▸ Data about app and page elements:
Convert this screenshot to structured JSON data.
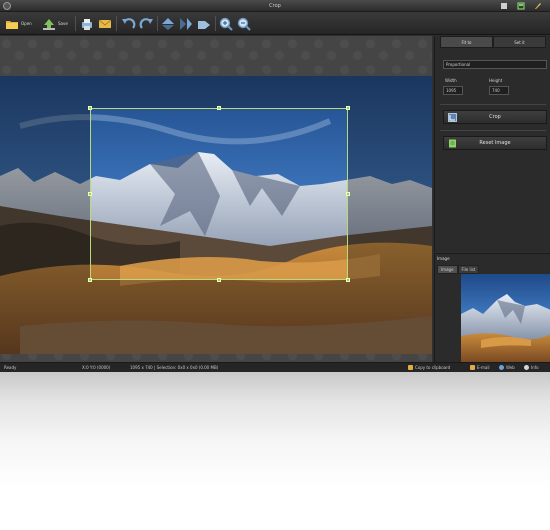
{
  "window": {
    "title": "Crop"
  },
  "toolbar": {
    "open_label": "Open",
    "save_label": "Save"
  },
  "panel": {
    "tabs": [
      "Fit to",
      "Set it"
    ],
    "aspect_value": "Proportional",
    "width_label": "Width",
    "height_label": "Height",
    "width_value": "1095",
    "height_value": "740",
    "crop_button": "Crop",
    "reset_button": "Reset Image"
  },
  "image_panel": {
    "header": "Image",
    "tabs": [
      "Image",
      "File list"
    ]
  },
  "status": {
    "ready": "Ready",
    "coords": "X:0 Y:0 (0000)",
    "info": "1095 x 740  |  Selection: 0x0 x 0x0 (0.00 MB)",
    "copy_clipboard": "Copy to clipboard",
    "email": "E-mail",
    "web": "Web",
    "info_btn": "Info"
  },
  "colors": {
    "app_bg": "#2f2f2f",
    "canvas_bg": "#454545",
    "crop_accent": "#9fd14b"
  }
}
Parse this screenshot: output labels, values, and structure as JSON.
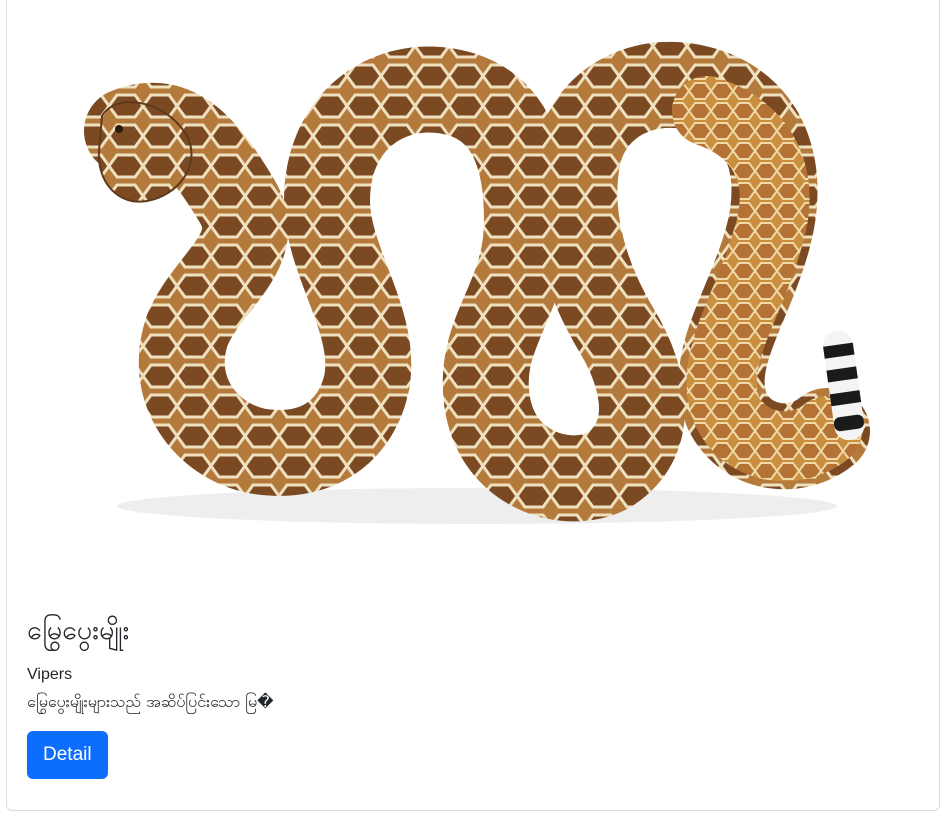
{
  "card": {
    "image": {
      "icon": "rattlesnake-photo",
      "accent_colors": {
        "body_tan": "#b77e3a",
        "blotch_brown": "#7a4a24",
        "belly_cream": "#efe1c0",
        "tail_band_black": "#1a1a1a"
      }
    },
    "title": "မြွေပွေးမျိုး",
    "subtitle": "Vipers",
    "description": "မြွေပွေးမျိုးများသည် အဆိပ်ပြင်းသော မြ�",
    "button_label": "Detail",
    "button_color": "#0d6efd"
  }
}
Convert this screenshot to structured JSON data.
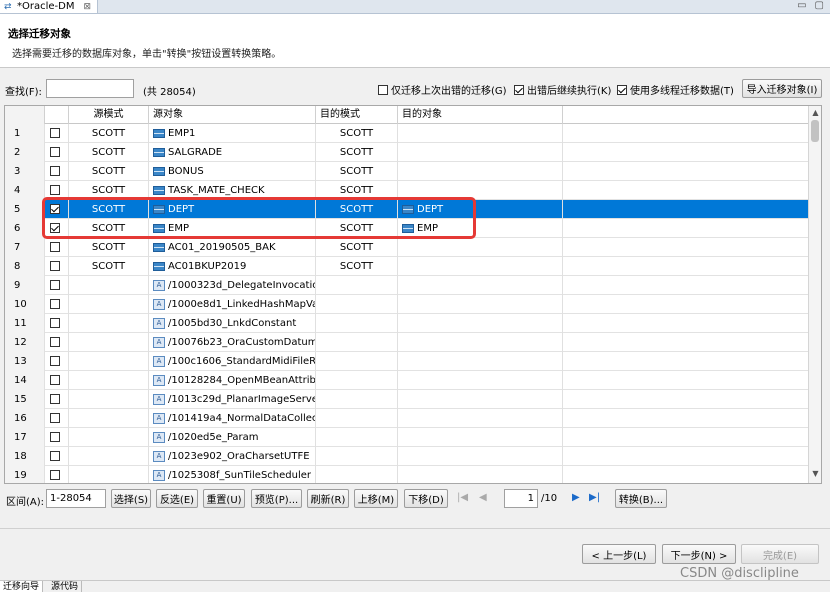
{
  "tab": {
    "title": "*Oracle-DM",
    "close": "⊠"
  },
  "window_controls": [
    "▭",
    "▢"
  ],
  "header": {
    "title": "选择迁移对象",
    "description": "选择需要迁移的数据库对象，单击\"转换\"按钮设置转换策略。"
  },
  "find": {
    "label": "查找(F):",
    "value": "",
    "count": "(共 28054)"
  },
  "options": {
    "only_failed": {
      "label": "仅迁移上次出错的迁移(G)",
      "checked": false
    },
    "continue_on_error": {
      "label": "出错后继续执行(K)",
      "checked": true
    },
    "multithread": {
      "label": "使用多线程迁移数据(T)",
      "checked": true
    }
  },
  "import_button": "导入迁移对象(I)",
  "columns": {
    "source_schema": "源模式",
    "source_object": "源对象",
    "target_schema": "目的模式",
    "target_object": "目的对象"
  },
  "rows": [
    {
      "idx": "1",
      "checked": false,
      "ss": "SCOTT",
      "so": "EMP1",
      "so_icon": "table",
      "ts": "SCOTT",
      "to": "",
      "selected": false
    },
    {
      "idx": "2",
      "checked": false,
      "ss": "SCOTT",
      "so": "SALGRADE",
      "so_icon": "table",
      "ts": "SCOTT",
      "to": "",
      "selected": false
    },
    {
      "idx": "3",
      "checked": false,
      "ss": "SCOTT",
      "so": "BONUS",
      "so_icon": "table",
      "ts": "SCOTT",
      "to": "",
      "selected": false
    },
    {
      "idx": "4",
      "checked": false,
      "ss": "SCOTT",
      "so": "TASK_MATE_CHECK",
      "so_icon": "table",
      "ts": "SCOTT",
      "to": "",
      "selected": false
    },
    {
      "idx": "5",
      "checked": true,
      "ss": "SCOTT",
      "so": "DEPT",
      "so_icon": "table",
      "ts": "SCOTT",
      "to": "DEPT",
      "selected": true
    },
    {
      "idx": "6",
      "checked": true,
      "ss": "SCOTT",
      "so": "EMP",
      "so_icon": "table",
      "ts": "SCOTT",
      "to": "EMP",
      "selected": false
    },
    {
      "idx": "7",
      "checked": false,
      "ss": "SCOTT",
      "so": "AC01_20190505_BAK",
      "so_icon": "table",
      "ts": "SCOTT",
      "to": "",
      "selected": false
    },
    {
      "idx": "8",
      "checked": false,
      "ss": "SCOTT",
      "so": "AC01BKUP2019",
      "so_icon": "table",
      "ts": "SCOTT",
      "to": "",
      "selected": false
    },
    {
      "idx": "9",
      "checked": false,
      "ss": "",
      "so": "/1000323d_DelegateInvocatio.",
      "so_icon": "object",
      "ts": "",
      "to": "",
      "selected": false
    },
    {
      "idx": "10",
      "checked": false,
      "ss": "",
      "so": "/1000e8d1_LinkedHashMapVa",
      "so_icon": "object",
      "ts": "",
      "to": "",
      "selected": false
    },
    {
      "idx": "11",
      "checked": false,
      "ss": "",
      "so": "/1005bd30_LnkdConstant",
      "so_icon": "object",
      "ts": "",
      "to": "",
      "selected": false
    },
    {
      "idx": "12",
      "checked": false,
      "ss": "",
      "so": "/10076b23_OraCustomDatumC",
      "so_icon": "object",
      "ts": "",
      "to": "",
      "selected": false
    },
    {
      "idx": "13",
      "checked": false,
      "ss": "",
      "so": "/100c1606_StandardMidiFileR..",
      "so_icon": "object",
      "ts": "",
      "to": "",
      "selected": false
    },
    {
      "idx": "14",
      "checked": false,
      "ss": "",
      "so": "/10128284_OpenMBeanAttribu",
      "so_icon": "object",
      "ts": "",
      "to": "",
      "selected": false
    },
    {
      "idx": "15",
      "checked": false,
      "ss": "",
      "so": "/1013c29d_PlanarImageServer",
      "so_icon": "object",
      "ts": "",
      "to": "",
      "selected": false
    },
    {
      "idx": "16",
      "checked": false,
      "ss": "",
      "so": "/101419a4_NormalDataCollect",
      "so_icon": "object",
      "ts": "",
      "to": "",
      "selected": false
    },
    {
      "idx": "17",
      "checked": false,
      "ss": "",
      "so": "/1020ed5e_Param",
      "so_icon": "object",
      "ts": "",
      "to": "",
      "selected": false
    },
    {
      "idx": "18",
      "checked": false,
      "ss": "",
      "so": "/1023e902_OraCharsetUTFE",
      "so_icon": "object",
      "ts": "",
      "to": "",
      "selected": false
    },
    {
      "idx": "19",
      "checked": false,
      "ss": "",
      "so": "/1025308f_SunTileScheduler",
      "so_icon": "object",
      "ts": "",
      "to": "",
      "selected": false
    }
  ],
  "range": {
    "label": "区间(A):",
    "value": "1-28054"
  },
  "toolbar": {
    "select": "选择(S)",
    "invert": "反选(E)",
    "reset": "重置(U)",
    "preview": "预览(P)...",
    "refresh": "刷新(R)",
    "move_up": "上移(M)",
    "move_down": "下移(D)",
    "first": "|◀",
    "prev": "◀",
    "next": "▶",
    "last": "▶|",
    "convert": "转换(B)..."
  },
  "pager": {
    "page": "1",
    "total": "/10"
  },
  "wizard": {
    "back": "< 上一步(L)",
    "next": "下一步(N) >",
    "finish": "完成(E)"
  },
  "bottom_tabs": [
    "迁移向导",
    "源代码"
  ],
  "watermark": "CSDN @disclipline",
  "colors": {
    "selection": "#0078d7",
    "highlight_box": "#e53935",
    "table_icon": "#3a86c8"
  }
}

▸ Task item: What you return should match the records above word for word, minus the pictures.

▸ Worked solution:
Convert this screenshot to structured JSON data.
{
  "window": {
    "title": "Crop"
  },
  "toolbar": {
    "open_label": "Open",
    "save_label": "Save"
  },
  "panel": {
    "tabs": [
      "Fit to",
      "Set it"
    ],
    "aspect_value": "Proportional",
    "width_label": "Width",
    "height_label": "Height",
    "width_value": "1095",
    "height_value": "740",
    "crop_button": "Crop",
    "reset_button": "Reset Image"
  },
  "image_panel": {
    "header": "Image",
    "tabs": [
      "Image",
      "File list"
    ]
  },
  "status": {
    "ready": "Ready",
    "coords": "X:0 Y:0 (0000)",
    "info": "1095 x 740  |  Selection: 0x0 x 0x0 (0.00 MB)",
    "copy_clipboard": "Copy to clipboard",
    "email": "E-mail",
    "web": "Web",
    "info_btn": "Info"
  },
  "colors": {
    "app_bg": "#2f2f2f",
    "canvas_bg": "#454545",
    "crop_accent": "#9fd14b"
  }
}
Parse this screenshot: output labels, values, and structure as JSON.
{
  "card": {
    "image": {
      "icon": "rattlesnake-photo",
      "accent_colors": {
        "body_tan": "#b77e3a",
        "blotch_brown": "#7a4a24",
        "belly_cream": "#efe1c0",
        "tail_band_black": "#1a1a1a"
      }
    },
    "title": "မြွေပွေးမျိုး",
    "subtitle": "Vipers",
    "description": "မြွေပွေးမျိုးများသည် အဆိပ်ပြင်းသော မြ�",
    "button_label": "Detail",
    "button_color": "#0d6efd"
  }
}
Convert this screenshot to structured JSON data.
{
  "tab": {
    "title": "*Oracle-DM",
    "close": "⊠"
  },
  "window_controls": [
    "▭",
    "▢"
  ],
  "header": {
    "title": "选择迁移对象",
    "description": "选择需要迁移的数据库对象，单击\"转换\"按钮设置转换策略。"
  },
  "find": {
    "label": "查找(F):",
    "value": "",
    "count": "(共 28054)"
  },
  "options": {
    "only_failed": {
      "label": "仅迁移上次出错的迁移(G)",
      "checked": false
    },
    "continue_on_error": {
      "label": "出错后继续执行(K)",
      "checked": true
    },
    "multithread": {
      "label": "使用多线程迁移数据(T)",
      "checked": true
    }
  },
  "import_button": "导入迁移对象(I)",
  "columns": {
    "source_schema": "源模式",
    "source_object": "源对象",
    "target_schema": "目的模式",
    "target_object": "目的对象"
  },
  "rows": [
    {
      "idx": "1",
      "checked": false,
      "ss": "SCOTT",
      "so": "EMP1",
      "so_icon": "table",
      "ts": "SCOTT",
      "to": "",
      "selected": false
    },
    {
      "idx": "2",
      "checked": false,
      "ss": "SCOTT",
      "so": "SALGRADE",
      "so_icon": "table",
      "ts": "SCOTT",
      "to": "",
      "selected": false
    },
    {
      "idx": "3",
      "checked": false,
      "ss": "SCOTT",
      "so": "BONUS",
      "so_icon": "table",
      "ts": "SCOTT",
      "to": "",
      "selected": false
    },
    {
      "idx": "4",
      "checked": false,
      "ss": "SCOTT",
      "so": "TASK_MATE_CHECK",
      "so_icon": "table",
      "ts": "SCOTT",
      "to": "",
      "selected": false
    },
    {
      "idx": "5",
      "checked": true,
      "ss": "SCOTT",
      "so": "DEPT",
      "so_icon": "table",
      "ts": "SCOTT",
      "to": "DEPT",
      "selected": true
    },
    {
      "idx": "6",
      "checked": true,
      "ss": "SCOTT",
      "so": "EMP",
      "so_icon": "table",
      "ts": "SCOTT",
      "to": "EMP",
      "selected": false
    },
    {
      "idx": "7",
      "checked": false,
      "ss": "SCOTT",
      "so": "AC01_20190505_BAK",
      "so_icon": "table",
      "ts": "SCOTT",
      "to": "",
      "selected": false
    },
    {
      "idx": "8",
      "checked": false,
      "ss": "SCOTT",
      "so": "AC01BKUP2019",
      "so_icon": "table",
      "ts": "SCOTT",
      "to": "",
      "selected": false
    },
    {
      "idx": "9",
      "checked": false,
      "ss": "",
      "so": "/1000323d_DelegateInvocatio.",
      "so_icon": "object",
      "ts": "",
      "to": "",
      "selected": false
    },
    {
      "idx": "10",
      "checked": false,
      "ss": "",
      "so": "/1000e8d1_LinkedHashMapVa",
      "so_icon": "object",
      "ts": "",
      "to": "",
      "selected": false
    },
    {
      "idx": "11",
      "checked": false,
      "ss": "",
      "so": "/1005bd30_LnkdConstant",
      "so_icon": "object",
      "ts": "",
      "to": "",
      "selected": false
    },
    {
      "idx": "12",
      "checked": false,
      "ss": "",
      "so": "/10076b23_OraCustomDatumC",
      "so_icon": "object",
      "ts": "",
      "to": "",
      "selected": false
    },
    {
      "idx": "13",
      "checked": false,
      "ss": "",
      "so": "/100c1606_StandardMidiFileR..",
      "so_icon": "object",
      "ts": "",
      "to": "",
      "selected": false
    },
    {
      "idx": "14",
      "checked": false,
      "ss": "",
      "so": "/10128284_OpenMBeanAttribu",
      "so_icon": "object",
      "ts": "",
      "to": "",
      "selected": false
    },
    {
      "idx": "15",
      "checked": false,
      "ss": "",
      "so": "/1013c29d_PlanarImageServer",
      "so_icon": "object",
      "ts": "",
      "to": "",
      "selected": false
    },
    {
      "idx": "16",
      "checked": false,
      "ss": "",
      "so": "/101419a4_NormalDataCollect",
      "so_icon": "object",
      "ts": "",
      "to": "",
      "selected": false
    },
    {
      "idx": "17",
      "checked": false,
      "ss": "",
      "so": "/1020ed5e_Param",
      "so_icon": "object",
      "ts": "",
      "to": "",
      "selected": false
    },
    {
      "idx": "18",
      "checked": false,
      "ss": "",
      "so": "/1023e902_OraCharsetUTFE",
      "so_icon": "object",
      "ts": "",
      "to": "",
      "selected": false
    },
    {
      "idx": "19",
      "checked": false,
      "ss": "",
      "so": "/1025308f_SunTileScheduler",
      "so_icon": "object",
      "ts": "",
      "to": "",
      "selected": false
    }
  ],
  "range": {
    "label": "区间(A):",
    "value": "1-28054"
  },
  "toolbar": {
    "select": "选择(S)",
    "invert": "反选(E)",
    "reset": "重置(U)",
    "preview": "预览(P)...",
    "refresh": "刷新(R)",
    "move_up": "上移(M)",
    "move_down": "下移(D)",
    "first": "|◀",
    "prev": "◀",
    "next": "▶",
    "last": "▶|",
    "convert": "转换(B)..."
  },
  "pager": {
    "page": "1",
    "total": "/10"
  },
  "wizard": {
    "back": "< 上一步(L)",
    "next": "下一步(N) >",
    "finish": "完成(E)"
  },
  "bottom_tabs": [
    "迁移向导",
    "源代码"
  ],
  "watermark": "CSDN @disclipline",
  "colors": {
    "selection": "#0078d7",
    "highlight_box": "#e53935",
    "table_icon": "#3a86c8"
  }
}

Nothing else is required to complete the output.